Finding the sweet spot that bridges rationality and romanticism will bring a higher quality to life. I, likewise, enjoy your comments.

I think for me, I’ve always have been the OCD type and now that I have diabetes, it’s more like my life is spilling into my diabetes life.

Though, no matter what I do, i cannot for the life of me keep a good journal for doctors appointments! I have the Ping so I could do it via their software, but I don’t always have it with me… any suggestions???

It’s hard to separate whether it’s spilling into everyday life or if my natural inclinations are spilling over into diabetes management… e.g., I hate keeping track of things… from checkbooks to logbooks…so dling numbers straight from the machine has been great.
On the other hand…i feel like the fact that diabetes can take up a lot of time (from just the managing to dealing w/ unproductivity that a low or high can have) and I think that dealing with this has made me always try to seek the most efficient way to use the time I have… so at work I tend to beat deadlines… though perhaps by nature I’m just an overachiever?

I thought diabetes management was my everyday life.
I mean how can you separate the two. Every aspect of my life and decision making is based one way or another to my diabetes 24/7

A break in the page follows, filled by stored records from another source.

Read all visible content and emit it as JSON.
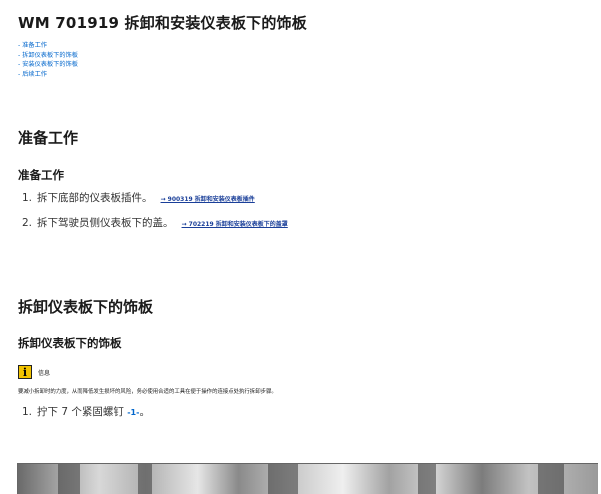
{
  "title": "WM 701919 拆卸和安装仪表板下的饰板",
  "toc": [
    "准备工作",
    "拆卸仪表板下的饰板",
    "安装仪表板下的饰板",
    "后续工作"
  ],
  "section_prep": {
    "heading": "准备工作",
    "subheading": "准备工作",
    "steps": [
      {
        "num": "1.",
        "text": "拆下底部的仪表板插件。",
        "ref": "→ 900319 拆卸和安装仪表板插件"
      },
      {
        "num": "2.",
        "text": "拆下驾驶员侧仪表板下的盖。",
        "ref": "→ 702219 拆卸和安装仪表板下的盖罩"
      }
    ]
  },
  "section_remove": {
    "heading": "拆卸仪表板下的饰板",
    "subheading": "拆卸仪表板下的饰板",
    "info_icon": "info-icon",
    "info_label": "信息",
    "info_text": "要减小拆卸时的力度，从而降低发生损坏的风险，务必使用合适的工具在便于操作的连接点处执行拆卸步骤。",
    "steps": [
      {
        "num": "1.",
        "text": "拧下 7 个紧固螺钉",
        "callout": "-1-",
        "suffix": "。"
      }
    ]
  },
  "colors": {
    "link": "#0066cc",
    "ref_link": "#1a3f99",
    "info_icon_bg": "#f2c300"
  }
}
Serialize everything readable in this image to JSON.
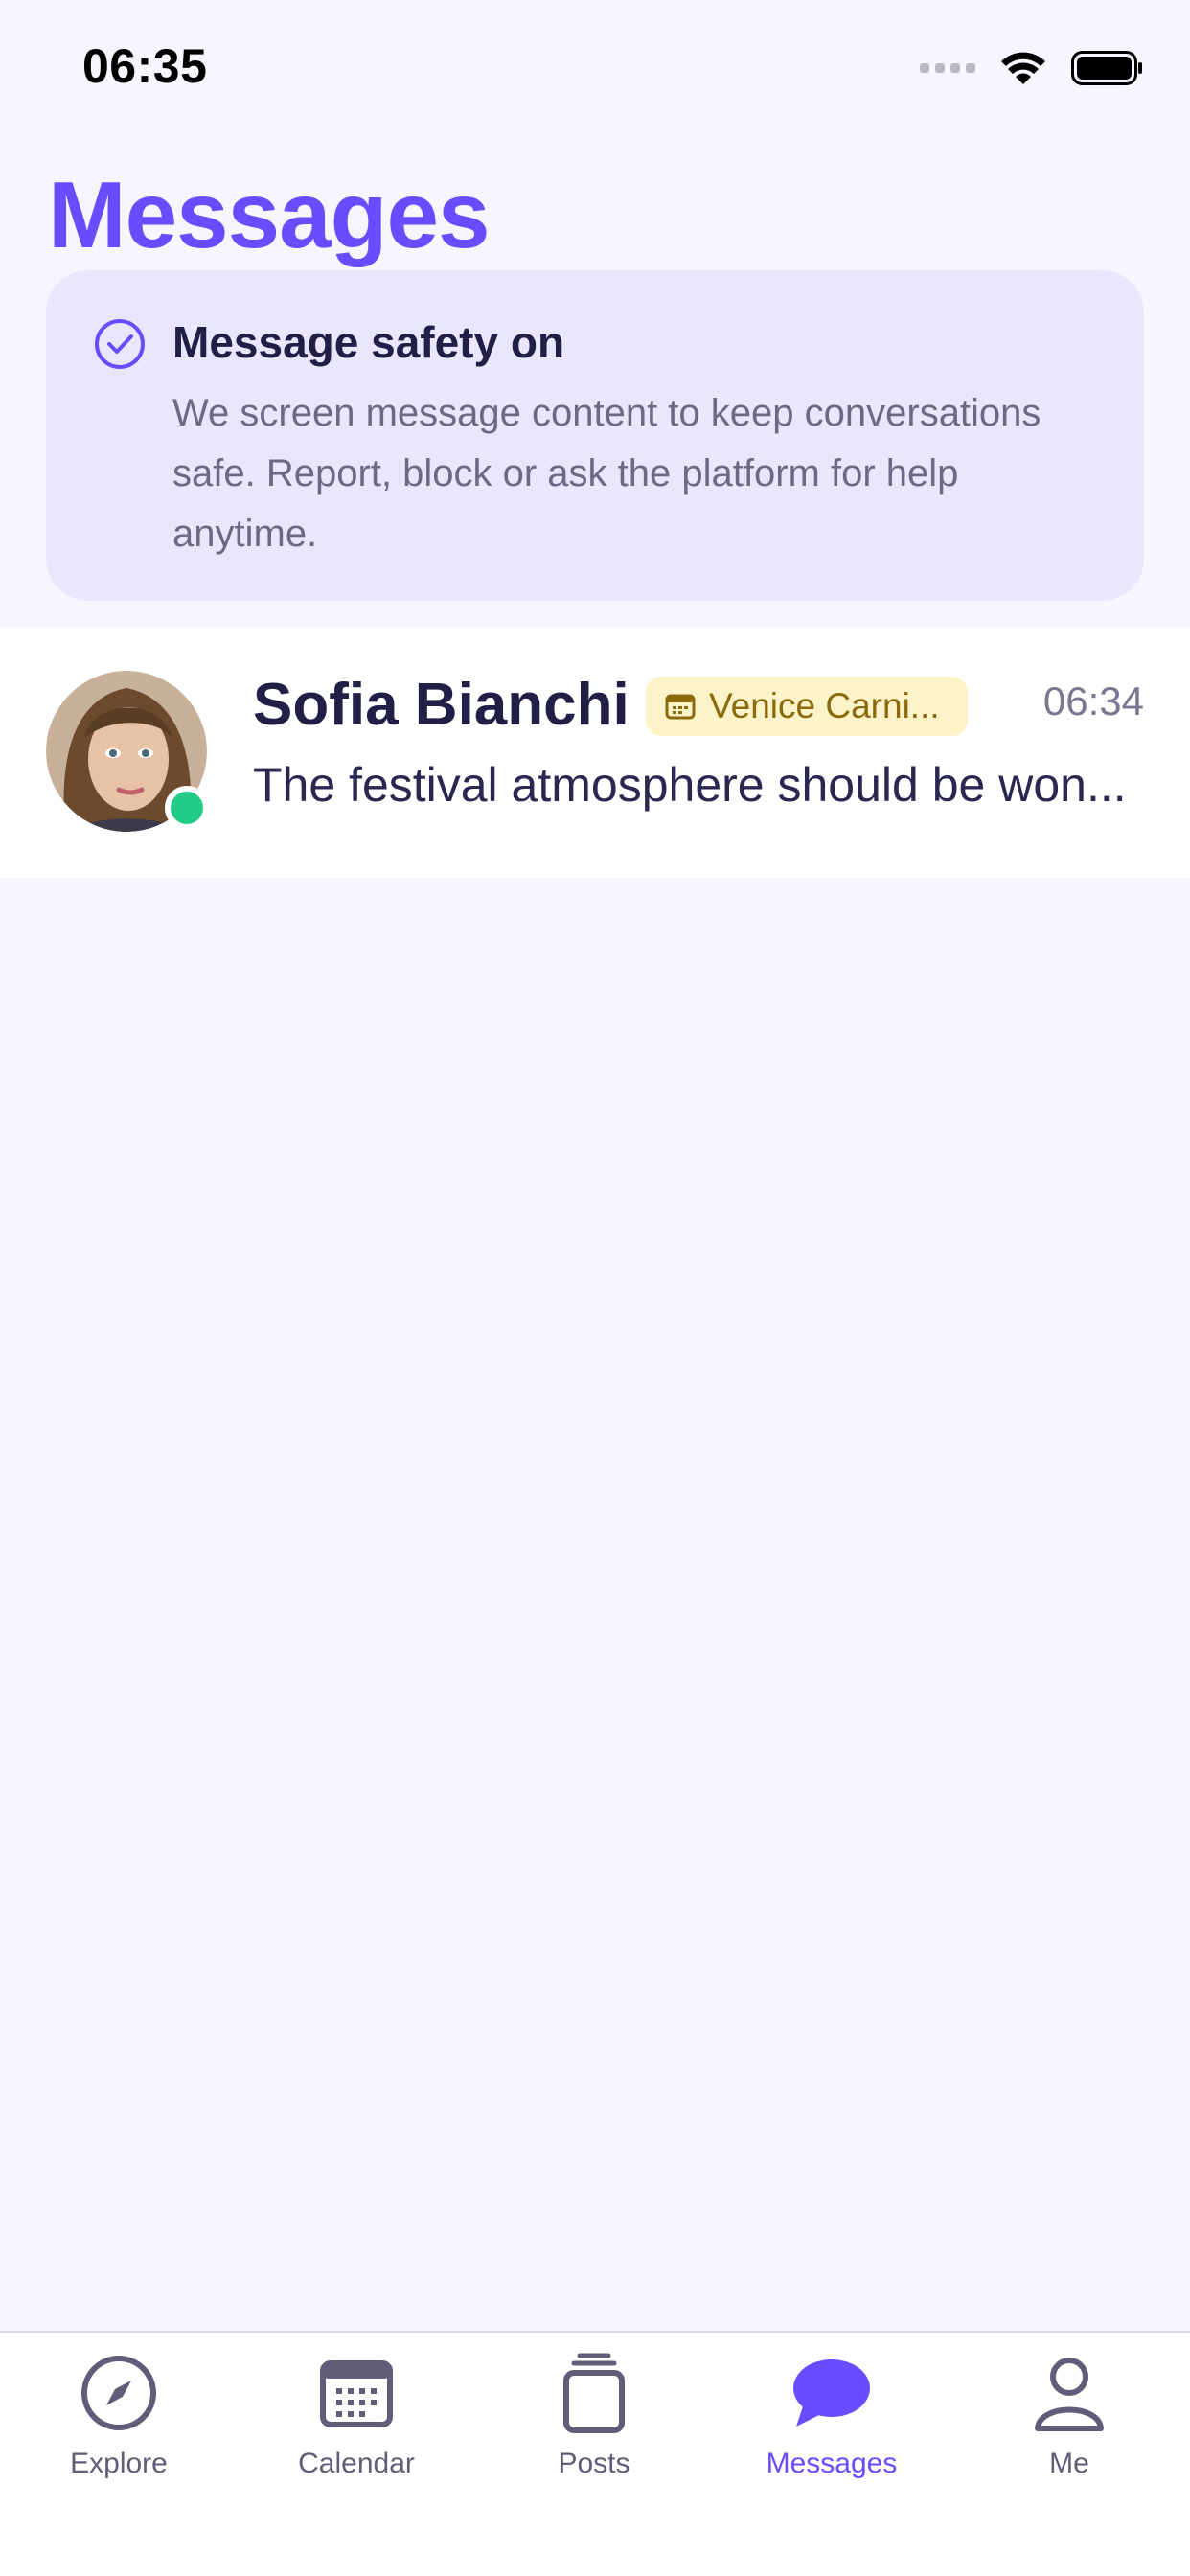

No, I am not terribly organized or early or anything like that. I am just average I guess. I get everything done, and I do everything fairly well, but I’m certainly not a superstar! There’s a lot that I forget to do, but I never forget the important stuff. I think that has to do with more how I am wired naturally, rather than anything that diabetes has made me become.